▶ _Dataset records_:
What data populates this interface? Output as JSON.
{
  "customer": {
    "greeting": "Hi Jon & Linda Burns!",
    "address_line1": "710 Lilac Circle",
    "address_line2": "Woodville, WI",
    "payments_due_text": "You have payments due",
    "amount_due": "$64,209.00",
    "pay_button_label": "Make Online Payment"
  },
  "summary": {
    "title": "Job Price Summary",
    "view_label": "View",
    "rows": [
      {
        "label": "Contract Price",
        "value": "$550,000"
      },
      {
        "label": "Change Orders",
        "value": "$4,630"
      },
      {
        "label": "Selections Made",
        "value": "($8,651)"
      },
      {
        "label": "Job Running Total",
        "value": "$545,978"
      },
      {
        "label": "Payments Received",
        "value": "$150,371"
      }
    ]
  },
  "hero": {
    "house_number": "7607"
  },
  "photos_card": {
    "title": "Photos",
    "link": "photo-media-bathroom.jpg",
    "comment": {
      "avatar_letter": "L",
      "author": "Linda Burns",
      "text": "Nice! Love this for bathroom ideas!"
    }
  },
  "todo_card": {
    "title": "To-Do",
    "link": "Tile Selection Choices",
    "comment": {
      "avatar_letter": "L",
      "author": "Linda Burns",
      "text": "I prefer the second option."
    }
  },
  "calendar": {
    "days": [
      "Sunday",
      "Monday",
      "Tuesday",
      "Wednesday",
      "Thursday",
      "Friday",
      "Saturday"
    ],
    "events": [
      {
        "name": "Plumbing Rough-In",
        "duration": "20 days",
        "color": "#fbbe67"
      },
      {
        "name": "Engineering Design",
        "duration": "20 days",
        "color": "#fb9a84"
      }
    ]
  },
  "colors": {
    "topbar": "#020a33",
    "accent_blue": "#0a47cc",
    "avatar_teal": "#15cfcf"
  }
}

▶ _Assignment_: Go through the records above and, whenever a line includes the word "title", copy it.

▶ _Response to this task_:
    "title": "Job Price Summary",
    "title": "Photos",
    "title": "To-Do",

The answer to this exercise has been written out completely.